The new funding rates are expected to have differential impacts on the sector, with transition arrangements in place for private training establishments (PTEs) for 2023 and 2024. This will limit funding reductions for providers with high priority or niche areas of provision so that they have time to adapt.

“We expect that many PTEs will be well placed to quickly adapt to the new incentives of the UFS and focus on growing work-based delivery,” said Ms Dudgeon.

The TEC will inform tertiary education providers of their 2023 indicative funding allocations from 1 June 2022.

Read the Budget 22 announcement by Minister of Education, Hon Chris Hipkins.

Read the Budget21 announcement by Minister of Education, Hon Chris Hipkins

See tables below for the 2023 UFS funding rates and the unified funding system section (including definitions of the modes of delivery and subject categories) for further information.

Table 1: Delivery component rates for the five modes of delivery for 2023

 

Mode of delivery / FTEL

Subject categories

Provider-based

Extra-mural

Work-based

Pathway to work

Assessment & Verification

Humanities, Business and Social Service Vocations (F1)

$5,574

$4,881

$5,297

$6,412

$1,541

Trades, Creative Arts, Information Technology and Health-related Professions (F2)

$8,863

$4,881

$7,270

$9,043

$1,541

Agriculture, Engineering, Health Sciences and Science (F3)

$9,978

$4,881

$7,938

$9,935

$1,541

Pilot Training and Priority Engineering (F4)

$12,208

$4,881

$9,276

$11,719

$1,541

Foreign-going Nautical and Specialist Agriculture (F5)

$16,723

$4,881

$11,986

$15,330

N/A

Te Reo and Tikanga Māori (F6)

$6,770

$6,770

$6,770

$6,770

N/A

 

Table 2: Learner component rates for 2023

Learner component

Learner group

Funding rates /FTEL

Learners with low prior achievement

$1,233

Disabled learners

$1,233

Māori and Pacific learners level 7

$338

Māori and Pacific learners to level 6

$141

 

Table 3: Final subsector splits for the strategic component

Strategic component

Subsector

For regional and national skills priorities

Programme Development and Maintenance Fund (PDMF)

Share

Funding

Share

Funding

(millions)

(millions)

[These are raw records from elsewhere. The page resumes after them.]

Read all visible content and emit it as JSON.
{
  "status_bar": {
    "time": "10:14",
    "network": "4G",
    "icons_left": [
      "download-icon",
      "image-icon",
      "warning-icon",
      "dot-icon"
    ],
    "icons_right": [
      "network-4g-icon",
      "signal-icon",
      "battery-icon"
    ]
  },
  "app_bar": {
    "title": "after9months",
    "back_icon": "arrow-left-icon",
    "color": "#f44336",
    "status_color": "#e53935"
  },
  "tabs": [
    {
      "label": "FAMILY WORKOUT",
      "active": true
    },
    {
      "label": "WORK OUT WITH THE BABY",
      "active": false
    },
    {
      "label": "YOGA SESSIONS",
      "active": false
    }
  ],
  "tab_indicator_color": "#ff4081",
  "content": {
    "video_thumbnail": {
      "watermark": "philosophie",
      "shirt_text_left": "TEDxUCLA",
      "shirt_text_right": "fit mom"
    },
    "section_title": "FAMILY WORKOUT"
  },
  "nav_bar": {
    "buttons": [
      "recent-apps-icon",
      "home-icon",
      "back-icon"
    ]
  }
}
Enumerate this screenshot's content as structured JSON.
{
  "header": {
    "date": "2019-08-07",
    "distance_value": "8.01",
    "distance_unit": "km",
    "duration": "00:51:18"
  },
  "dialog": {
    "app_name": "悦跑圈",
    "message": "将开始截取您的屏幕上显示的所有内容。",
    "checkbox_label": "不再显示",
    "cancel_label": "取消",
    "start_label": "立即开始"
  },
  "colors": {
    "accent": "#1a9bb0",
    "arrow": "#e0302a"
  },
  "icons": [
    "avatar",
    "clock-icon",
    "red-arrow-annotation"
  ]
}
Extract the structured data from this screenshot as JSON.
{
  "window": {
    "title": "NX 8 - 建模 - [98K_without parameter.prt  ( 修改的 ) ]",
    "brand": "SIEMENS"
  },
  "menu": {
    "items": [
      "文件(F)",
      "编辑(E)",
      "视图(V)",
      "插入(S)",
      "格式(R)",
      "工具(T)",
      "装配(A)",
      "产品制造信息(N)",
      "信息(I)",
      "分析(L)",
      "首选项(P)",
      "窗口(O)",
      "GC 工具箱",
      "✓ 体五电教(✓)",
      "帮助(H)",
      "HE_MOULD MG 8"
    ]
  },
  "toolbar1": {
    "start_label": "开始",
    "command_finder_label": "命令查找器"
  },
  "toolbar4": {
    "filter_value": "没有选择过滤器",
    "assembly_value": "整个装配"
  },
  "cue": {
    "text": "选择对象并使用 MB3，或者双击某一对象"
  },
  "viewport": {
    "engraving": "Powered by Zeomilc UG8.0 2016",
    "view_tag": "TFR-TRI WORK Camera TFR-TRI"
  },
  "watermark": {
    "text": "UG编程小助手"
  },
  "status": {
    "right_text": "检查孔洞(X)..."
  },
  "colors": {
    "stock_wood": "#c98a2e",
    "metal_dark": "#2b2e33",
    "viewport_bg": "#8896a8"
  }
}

Te Pūkenga

70%

$26.611

60%

$22.810

Private Training Establishments (PTEs)

30%

$11.405

30%

$11.405

Wānanga

N/A*

N/A

10%

$3.802

 * Officials are working with the wānanga through a separate workstream on funding to recognise their unique role and contribution, including where this relates to VET.